#### [REQUIRED ACTION]
In the records below, find the lines that include "this" and copy each.

»»

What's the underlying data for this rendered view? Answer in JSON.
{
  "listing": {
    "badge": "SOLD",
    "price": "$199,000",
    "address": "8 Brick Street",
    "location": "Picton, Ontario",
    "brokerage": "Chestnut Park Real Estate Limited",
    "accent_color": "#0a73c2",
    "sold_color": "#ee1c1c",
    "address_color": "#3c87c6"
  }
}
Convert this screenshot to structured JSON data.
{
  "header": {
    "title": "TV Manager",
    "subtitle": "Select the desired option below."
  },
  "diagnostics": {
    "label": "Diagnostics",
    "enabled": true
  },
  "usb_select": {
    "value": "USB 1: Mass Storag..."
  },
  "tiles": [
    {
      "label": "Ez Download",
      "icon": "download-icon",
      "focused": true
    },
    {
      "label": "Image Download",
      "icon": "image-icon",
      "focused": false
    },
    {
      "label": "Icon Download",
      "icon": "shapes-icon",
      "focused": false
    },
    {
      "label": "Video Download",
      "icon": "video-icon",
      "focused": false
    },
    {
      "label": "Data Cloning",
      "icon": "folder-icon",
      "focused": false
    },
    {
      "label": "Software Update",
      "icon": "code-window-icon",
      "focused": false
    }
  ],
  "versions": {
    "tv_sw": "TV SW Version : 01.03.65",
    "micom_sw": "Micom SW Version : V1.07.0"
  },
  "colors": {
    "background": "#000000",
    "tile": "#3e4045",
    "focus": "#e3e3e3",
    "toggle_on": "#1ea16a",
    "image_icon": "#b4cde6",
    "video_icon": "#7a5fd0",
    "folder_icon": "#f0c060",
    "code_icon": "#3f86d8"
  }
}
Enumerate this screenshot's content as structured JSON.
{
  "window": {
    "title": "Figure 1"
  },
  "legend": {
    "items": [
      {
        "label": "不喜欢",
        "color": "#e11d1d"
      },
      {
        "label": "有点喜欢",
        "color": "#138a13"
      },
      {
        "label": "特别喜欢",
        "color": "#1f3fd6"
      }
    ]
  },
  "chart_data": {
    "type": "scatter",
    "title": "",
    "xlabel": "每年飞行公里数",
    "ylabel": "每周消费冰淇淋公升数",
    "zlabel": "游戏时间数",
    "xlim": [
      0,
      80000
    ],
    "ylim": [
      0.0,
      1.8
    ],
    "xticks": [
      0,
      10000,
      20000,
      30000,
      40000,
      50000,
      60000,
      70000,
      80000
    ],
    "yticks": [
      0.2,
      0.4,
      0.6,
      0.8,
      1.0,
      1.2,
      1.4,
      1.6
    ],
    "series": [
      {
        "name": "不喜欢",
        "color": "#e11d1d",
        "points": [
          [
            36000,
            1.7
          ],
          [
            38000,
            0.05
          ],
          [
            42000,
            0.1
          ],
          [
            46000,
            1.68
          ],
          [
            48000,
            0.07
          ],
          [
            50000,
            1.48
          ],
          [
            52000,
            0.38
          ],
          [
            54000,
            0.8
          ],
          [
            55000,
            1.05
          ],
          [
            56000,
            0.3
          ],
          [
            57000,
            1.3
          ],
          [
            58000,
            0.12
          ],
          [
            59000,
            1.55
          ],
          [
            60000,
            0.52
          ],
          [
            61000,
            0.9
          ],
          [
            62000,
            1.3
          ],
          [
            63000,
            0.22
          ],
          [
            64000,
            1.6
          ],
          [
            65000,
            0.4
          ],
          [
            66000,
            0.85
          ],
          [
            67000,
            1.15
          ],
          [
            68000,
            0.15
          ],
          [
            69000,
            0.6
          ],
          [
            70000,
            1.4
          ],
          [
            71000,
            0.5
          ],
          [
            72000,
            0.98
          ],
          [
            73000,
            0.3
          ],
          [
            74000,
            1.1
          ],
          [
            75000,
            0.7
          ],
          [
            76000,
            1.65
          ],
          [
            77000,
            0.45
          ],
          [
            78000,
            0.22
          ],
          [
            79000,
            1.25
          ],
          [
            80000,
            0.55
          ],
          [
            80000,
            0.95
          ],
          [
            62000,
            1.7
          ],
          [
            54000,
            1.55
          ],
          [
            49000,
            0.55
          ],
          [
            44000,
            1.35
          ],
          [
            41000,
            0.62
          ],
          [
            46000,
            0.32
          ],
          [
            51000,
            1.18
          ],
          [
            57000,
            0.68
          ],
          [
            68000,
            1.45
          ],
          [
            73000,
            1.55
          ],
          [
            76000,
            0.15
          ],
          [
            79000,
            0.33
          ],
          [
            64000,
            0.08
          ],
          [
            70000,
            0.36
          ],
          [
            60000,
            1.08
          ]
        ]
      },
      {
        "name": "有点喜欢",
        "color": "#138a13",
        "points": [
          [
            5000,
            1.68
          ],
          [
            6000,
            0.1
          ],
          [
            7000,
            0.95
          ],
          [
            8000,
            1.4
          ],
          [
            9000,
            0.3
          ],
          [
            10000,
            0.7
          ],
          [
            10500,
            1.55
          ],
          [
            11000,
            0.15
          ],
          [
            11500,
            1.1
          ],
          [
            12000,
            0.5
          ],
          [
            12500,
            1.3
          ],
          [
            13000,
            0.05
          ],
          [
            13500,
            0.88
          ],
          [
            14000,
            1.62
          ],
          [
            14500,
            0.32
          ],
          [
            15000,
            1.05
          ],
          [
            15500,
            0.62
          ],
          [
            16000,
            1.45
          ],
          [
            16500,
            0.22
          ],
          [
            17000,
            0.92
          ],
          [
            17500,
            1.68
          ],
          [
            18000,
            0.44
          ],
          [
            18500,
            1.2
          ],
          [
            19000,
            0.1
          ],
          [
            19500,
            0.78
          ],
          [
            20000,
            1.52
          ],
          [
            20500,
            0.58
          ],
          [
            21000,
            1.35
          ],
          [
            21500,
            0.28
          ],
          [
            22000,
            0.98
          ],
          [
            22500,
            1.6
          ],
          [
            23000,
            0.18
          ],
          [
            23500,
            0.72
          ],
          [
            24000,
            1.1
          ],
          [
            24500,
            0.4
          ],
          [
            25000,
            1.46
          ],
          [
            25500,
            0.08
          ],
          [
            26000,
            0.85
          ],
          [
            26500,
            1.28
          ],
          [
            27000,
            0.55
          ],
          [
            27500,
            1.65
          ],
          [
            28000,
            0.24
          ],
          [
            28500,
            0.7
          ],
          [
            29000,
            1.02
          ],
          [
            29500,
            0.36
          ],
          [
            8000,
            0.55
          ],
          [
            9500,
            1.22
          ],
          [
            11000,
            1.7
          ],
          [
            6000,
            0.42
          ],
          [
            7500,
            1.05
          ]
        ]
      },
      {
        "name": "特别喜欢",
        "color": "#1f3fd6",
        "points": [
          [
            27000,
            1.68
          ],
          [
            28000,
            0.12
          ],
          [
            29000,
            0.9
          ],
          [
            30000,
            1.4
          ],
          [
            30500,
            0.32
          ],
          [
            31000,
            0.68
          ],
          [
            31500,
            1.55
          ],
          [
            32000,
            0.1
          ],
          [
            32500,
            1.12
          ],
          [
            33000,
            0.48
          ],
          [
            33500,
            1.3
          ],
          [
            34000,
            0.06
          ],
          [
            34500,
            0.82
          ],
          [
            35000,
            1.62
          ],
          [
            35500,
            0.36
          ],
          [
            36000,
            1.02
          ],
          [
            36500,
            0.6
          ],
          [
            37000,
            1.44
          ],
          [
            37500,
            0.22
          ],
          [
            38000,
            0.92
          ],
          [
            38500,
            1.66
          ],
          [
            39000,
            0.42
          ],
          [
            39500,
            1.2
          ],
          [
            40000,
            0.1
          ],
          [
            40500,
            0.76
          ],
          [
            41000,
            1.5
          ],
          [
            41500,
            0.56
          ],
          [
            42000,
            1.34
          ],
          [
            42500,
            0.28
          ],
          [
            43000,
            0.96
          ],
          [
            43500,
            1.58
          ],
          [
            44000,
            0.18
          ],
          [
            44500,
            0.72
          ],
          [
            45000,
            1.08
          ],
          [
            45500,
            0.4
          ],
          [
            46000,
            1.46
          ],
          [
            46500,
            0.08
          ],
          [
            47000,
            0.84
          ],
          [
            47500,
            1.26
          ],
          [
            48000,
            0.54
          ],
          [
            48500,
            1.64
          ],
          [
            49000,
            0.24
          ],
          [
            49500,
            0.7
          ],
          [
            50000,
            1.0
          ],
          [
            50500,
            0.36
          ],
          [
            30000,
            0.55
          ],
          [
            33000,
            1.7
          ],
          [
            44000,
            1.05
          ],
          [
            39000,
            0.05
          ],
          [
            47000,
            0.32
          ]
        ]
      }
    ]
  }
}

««

#### [OUTPUT OF THE EXERCISE]
What's the underlying data for this rendered view? Answer in JSON.
Convert this screenshot to structured JSON data.
Enumerate this screenshot's content as structured JSON.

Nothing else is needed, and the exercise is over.